WHAT IS EXPECTED. The complete data, repeated exactly, should form your response.

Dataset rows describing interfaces
———
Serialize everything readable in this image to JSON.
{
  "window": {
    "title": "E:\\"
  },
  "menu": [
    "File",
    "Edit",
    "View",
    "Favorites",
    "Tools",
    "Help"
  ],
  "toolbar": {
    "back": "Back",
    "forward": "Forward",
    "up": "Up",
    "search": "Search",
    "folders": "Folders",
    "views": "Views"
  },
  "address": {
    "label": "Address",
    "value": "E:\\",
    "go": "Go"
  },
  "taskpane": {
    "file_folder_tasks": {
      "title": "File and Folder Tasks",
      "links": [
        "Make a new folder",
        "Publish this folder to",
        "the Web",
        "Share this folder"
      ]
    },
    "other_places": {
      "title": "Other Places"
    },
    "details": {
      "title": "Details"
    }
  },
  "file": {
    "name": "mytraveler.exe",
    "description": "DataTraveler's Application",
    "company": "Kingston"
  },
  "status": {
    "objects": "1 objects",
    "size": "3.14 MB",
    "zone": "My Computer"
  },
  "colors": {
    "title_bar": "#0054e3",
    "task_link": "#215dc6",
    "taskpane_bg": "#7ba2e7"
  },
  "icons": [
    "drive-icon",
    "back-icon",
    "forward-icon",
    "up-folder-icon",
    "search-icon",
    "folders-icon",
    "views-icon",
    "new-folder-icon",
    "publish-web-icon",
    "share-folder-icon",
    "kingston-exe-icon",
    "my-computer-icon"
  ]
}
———
OUTPUT FOR THIS TASK.
Serialize everything readable in this image to JSON.
{
  "window": {
    "title": "E:\\"
  },
  "menu": [
    "File",
    "Edit",
    "View",
    "Favorites",
    "Tools",
    "Help"
  ],
  "toolbar": {
    "back": "Back",
    "forward": "Forward",
    "up": "Up",
    "search": "Search",
    "folders": "Folders",
    "views": "Views"
  },
  "address": {
    "label": "Address",
    "value": "E:\\",
    "go": "Go"
  },
  "taskpane": {
    "file_folder_tasks": {
      "title": "File and Folder Tasks",
      "links": [
        "Make a new folder",
        "Publish this folder to",
        "the Web",
        "Share this folder"
      ]
    },
    "other_places": {
      "title": "Other Places"
    },
    "details": {
      "title": "Details"
    }
  },
  "file": {
    "name": "mytraveler.exe",
    "description": "DataTraveler's Application",
    "company": "Kingston"
  },
  "status": {
    "objects": "1 objects",
    "size": "3.14 MB",
    "zone": "My Computer"
  },
  "colors": {
    "title_bar": "#0054e3",
    "task_link": "#215dc6",
    "taskpane_bg": "#7ba2e7"
  },
  "icons": [
    "drive-icon",
    "back-icon",
    "forward-icon",
    "up-folder-icon",
    "search-icon",
    "folders-icon",
    "views-icon",
    "new-folder-icon",
    "publish-web-icon",
    "share-folder-icon",
    "kingston-exe-icon",
    "my-computer-icon"
  ]
}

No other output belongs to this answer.